The world could soon be “cast back into the dark ages of medicine” unless action is taken to tackle the growing threat of antibiotic resistance, says U.K. Prime Minister David Cameron, who has announced a review of why so few anti-microbial drugs have been introduced in recent years.
Talking to the BBC, he said: “If we fail to act, we are looking at an almost unthinkable scenario where antibiotics no longer work and we are cast back into the dark ages of medicine where treatable infections will kill once again.”
He announced the creation of a global panel bringing together experts from science, finance, industry and global health. The panel will analyse three key issues: the increase in drug-resistant strains of bacteria, the "market failure" which has seen no new classes of antibiotics for more than 25 years, and the over-use of antibiotics globally.
Must include veterinary health
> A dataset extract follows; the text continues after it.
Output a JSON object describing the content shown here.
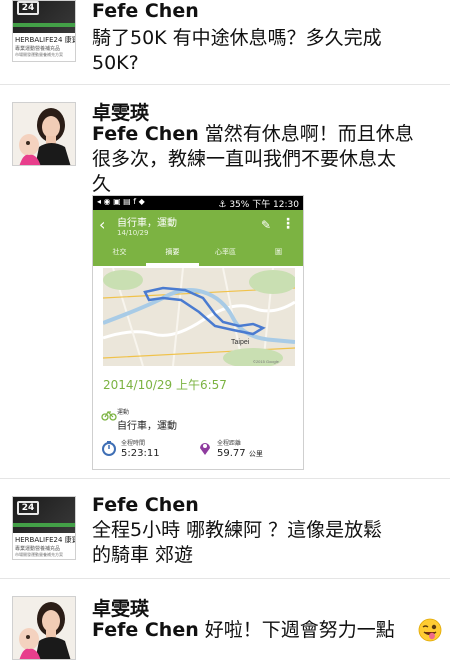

The initiative has been welcome by the British Veterinary Association (BVA), which has called for the review to be extended to animal health.
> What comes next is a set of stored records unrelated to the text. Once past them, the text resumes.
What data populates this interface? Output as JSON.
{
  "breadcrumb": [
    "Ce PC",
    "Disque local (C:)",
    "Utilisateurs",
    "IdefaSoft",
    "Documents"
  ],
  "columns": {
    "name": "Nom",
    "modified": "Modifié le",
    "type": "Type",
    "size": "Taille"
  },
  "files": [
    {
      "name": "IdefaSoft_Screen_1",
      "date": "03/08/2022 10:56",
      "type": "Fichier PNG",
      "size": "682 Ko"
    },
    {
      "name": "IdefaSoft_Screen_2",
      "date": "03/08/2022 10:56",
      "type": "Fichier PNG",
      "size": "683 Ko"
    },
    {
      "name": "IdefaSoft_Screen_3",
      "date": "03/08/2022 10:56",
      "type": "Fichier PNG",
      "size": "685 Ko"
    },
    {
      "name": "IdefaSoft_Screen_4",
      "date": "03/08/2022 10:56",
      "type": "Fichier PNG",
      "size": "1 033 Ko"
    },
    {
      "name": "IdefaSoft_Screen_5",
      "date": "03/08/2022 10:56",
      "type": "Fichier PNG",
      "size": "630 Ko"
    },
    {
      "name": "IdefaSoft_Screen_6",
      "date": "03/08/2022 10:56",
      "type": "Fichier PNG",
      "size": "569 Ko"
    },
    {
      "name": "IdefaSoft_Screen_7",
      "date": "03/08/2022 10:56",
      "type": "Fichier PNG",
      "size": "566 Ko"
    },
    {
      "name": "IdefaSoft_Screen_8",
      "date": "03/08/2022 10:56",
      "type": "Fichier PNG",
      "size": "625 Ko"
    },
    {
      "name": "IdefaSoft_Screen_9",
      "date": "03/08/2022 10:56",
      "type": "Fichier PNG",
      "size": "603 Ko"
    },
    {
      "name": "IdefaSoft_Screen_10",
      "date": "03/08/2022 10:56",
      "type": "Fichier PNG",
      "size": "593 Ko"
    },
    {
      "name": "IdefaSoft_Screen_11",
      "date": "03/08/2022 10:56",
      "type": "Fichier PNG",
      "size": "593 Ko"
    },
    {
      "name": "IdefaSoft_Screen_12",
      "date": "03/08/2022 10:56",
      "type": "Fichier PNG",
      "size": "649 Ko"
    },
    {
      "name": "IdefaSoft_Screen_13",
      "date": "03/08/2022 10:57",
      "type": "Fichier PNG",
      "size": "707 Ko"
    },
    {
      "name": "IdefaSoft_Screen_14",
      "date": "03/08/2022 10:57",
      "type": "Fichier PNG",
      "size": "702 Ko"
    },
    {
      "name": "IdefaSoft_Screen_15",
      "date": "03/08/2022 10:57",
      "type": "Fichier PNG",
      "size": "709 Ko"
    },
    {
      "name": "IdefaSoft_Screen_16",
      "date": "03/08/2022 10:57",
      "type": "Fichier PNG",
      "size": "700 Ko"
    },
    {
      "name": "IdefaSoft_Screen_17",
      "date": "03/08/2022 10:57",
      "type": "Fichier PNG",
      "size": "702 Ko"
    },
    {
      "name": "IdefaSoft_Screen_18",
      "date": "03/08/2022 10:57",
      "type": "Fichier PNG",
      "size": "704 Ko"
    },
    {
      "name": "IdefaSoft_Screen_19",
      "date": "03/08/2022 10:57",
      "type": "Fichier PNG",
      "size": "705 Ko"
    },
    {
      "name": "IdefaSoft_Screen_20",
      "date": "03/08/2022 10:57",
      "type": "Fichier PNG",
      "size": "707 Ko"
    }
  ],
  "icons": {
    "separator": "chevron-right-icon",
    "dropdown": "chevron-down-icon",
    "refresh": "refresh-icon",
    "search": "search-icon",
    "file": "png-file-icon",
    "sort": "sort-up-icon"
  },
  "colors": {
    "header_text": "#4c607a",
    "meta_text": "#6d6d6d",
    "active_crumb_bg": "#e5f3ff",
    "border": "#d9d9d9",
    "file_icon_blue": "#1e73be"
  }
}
BVA President Robin Hargreaves commented: “One of the greatest challenges to both animal and human health is the threat of antibiotic resistance, which has the potential to become a global catastrophe. To ensure healthy animals in the future we must ensure we safeguard veterinary medicines.“
Past BVA President Peter Jones said: “Antibiotics are vital medicines for both human and animal health and we are working hard to safeguard their use for the future, but it is clear that we must also find ways to develop new antibiotics in veterinary medicine.
“The development pipeline for new antibiotics in both human and animal health is at an all-time low and so we welcome measures to investigate how to manage this trend.”